Slowly, I am growing and stretching to fit my new job. I never expected it to be easy, but it’s harder than I ever imagined it would be.
I work long hours. Sometimes when I come home at night, my body hurts. My hands hurt from kneading dough and shaping rolls and scooping cookie dough. My arms and shoulders ache from hefting the heavy mixer bowl. My legs are stiff from running up and down the stairs. I have burned myself more times than I can count.
Seven years ago, I was a bona fide couch tater. In May, I ran my second half marathon. But this? This is a whole new kind of training. After six weeks in the bake shop, I feel stronger than I have ever felt in my life.
The physical demands are great, but the emotional ones are even greater.
I’m learning to be fast and efficient, to evaluate the quality of my food, to make good professional judgments. Yet my bread is rarely as soft and flavorful, my caramel as dark, my timing as precise, or my plating as beautiful, as I would like.
Taking criticism when I’m pushing myself to the limit and not meeting my own expectations has always been my biggest challenge. Adapting to unanticipated changes, my second. And every day, I have to face those challenges head-on.
There have been more good days on my new job than bad ones, and they have been wonderful. The bad days? They turn me inside out. I have cried. I have cursed. I have thrown dough at the wall. A couple of times, I’ve gone home shortsightedly wondering what the hell I’ve done with my life.
But please don’t read me wrong. That’s not a complaint, and it’s not regret. It’s passion. And the ability to feel passion in what I do every day, whether it’s a good day or a bad day—it revives me.
This job is going to teach me what I’m made of. It’s going to make me a better person.

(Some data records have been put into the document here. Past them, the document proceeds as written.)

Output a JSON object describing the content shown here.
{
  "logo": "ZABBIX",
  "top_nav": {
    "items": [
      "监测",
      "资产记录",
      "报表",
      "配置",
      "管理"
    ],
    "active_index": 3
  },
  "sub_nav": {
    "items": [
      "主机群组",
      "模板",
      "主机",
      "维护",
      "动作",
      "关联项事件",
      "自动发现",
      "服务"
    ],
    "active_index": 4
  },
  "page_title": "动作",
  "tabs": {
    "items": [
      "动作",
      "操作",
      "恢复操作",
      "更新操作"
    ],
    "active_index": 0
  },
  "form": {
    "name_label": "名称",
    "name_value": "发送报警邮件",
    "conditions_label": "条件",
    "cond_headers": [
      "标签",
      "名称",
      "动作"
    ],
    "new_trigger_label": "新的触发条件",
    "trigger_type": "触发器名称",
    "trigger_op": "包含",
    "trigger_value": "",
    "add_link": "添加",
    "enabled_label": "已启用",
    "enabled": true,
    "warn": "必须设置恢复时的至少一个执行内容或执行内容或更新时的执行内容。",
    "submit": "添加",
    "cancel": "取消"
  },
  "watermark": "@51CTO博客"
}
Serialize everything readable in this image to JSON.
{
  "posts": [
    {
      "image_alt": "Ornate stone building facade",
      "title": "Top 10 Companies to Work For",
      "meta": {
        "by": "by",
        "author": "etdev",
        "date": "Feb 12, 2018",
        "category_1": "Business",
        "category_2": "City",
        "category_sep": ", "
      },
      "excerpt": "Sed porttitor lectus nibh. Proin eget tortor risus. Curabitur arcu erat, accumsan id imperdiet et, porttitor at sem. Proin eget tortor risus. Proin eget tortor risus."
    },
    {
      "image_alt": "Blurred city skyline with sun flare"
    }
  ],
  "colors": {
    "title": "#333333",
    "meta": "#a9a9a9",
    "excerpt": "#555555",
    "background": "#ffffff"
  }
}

So, please, keep shaking this snow globe. I may think that all I want is for the flurries to settle and fall into place, but deep down, I know I’m only kidding myself.